On his first day of high school, Junior is particularly excited about his first geometry class, confessing that isosceles triangles make him feel “hormonal.” Of course, women and their curves make him hormonal too. Junior confesses frankly that he can spend hours masturbating, and is not just unashamed, but proud to say he’s good at it “because EVERYBODY does it. And EVERYBODY likes it. And if God hadn’t wanted us to masturbate, then God wouldn’t have given us thumbs.”
Part of coming of age is exploring sexual desire and learning to be comfortable with it. Junior’s frank discussion of masturbation is not only funny, but also important, as a confession that establishes intimacy and trust between him and the reader.
Still, Junior is “much more in love with the right angles of buildings” than with any imaginary woman. As a child, he used to love to sleep in corners, and spent a few years sleeping in his bedroom closet until his older sister Mary ruined it by telling him he was just trying to find his way back into his mother’s womb.
Junior is beginning to have adult desires, but he hasn’t yet left his childhood behind. This passage shows the process of growing up, establishing Junior as halfway between childhood and adulthood, withMary’s “ruining” the closet as one of the disillusionments involved in growing up.
Junior says Mary is “good at ruining things.” Although Mary is beautiful, strong, and funny, she shut down after she finished high school for reasons no one in the family understands, and has been living alone in the family’s basement for the past seven years. Junior’s drawing of her shows her looking tough, “like Jennifer Lopez (if J. Lo was smarter)” and wearing clothes that have all been shoplifted or stolen. She is nicknamed “Mary Runs Away” because she is so unpredictable. Junior, in contrast, is “steady” and “excited about life.”
Like Rowdy, Mary is another one of the people against whom Junior defines himself. She is tough, but also downwardly mobile, two traits that Junior sees as opposite to himself. Junior loves, admires, and pities Mary at the same time. His cartoon of her doesn’t show her dreams, but her real self, which could suggest he doesn’t believe any dreams are possible for her anymore.
In particular, Junior is excited about school, particularly playing basketball with Rowdy on the high school team. They were the best players on their eighth-grade team last year. Because Rowdy is so much bigger and stronger, Junior is a little scared that Rowdy will outshine him, leave him behind to hang out with the older guys, and start to hate Junior as much as everyone else does.

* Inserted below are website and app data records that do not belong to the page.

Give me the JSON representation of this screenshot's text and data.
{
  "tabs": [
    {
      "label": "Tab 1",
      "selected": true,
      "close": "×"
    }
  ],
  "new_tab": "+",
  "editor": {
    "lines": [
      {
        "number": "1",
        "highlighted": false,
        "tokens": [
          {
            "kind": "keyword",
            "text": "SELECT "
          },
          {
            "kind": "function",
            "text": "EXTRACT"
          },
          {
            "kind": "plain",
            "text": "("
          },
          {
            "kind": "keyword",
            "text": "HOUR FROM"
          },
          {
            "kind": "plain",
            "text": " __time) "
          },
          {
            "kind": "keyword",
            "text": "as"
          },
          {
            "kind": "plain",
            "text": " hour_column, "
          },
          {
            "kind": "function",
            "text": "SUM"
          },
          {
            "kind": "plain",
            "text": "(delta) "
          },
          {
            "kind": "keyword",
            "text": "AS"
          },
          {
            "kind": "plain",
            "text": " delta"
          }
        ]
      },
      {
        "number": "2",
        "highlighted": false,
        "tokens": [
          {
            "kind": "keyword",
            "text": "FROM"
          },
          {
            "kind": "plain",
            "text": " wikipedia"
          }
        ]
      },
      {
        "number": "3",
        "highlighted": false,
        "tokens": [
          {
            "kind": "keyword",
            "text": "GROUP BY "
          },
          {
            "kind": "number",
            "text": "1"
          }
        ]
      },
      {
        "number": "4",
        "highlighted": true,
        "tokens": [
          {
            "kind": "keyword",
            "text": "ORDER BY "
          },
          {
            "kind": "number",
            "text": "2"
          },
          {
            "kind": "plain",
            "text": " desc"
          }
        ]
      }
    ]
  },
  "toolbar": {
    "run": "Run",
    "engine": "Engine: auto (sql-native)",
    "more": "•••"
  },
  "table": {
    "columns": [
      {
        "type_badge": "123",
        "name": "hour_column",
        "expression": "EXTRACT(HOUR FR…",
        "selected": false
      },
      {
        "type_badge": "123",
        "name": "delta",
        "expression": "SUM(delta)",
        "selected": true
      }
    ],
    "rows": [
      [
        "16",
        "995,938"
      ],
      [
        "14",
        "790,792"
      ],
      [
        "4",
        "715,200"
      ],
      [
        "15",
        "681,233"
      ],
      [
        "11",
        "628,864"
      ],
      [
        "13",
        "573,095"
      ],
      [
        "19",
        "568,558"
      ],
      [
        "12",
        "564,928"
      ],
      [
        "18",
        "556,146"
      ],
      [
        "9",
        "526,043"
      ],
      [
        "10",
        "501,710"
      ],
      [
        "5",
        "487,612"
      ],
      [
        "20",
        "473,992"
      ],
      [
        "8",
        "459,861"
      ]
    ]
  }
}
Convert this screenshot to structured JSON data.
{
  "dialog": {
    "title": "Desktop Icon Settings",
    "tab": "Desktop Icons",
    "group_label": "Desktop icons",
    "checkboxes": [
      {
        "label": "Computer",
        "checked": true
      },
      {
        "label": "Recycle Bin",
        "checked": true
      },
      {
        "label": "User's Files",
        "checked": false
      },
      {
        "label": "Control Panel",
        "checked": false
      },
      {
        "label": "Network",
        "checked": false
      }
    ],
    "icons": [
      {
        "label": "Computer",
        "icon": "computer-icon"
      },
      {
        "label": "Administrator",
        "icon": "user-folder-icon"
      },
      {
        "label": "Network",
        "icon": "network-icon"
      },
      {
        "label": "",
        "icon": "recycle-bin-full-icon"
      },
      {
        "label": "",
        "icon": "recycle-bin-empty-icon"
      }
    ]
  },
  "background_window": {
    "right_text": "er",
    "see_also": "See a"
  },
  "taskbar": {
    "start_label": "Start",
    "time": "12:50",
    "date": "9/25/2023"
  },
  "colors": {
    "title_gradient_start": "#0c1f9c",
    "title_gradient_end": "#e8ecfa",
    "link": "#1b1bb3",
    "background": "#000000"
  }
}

Still, Junior is happy about starting high school and doesn’t care that the other kids will make fun of him.
Junior’s identity is still closely tied to Rowdy’s. While he’s excited about school for its own sake, Junior can’t picture himself excelling there on his own. His worries foreshadow the rivalry he and Rowdy will later have as star players on opposing teams—Junior will leave Rowdy behind, and Rowdy will indeed start to hate him.
The geometry teacher, Mr. P, is old and absentminded—so much so that he sometimes forgets to come to school. When he arrives and passes out books, Junior notices that his book has his mom’s maiden name inscribed in it—meaning the book is at least thirty years older than he is. The fact that the reservation school hasn’t had the money to buy new geometry books in thirty years makes Junior feel that “the world has declared nuclear war” on him, his tribe, and his dreams.
The reservation school’s limited resources—including a less-than-competent teacher who should probably retire, and outdated textbooks—are another example of how poverty hurts the Indian community and stands in the way of students’ dreams. Junior knows that having a substandard education will make it much harder for him to get off the rez.
His reaction is shown in a cartoon: he stands up in a rage and throws the book across the room, accidentally hitting Mr. P in the face.
Junior’s feelings are so strong that he can’t put them into words. As he’s said before, his drawings express his feelings more accurately and completely. At the same time, drawings are often reserved for Junior’s dreams, so it’s not immediately clear that throwing the book really happened—he did act, but he acted without thinking. Junior’s desire for revenge against the impersonal force of poverty also has an unintended victim: Mr. P. This is the novel’s first example of why revenge doesn’t work.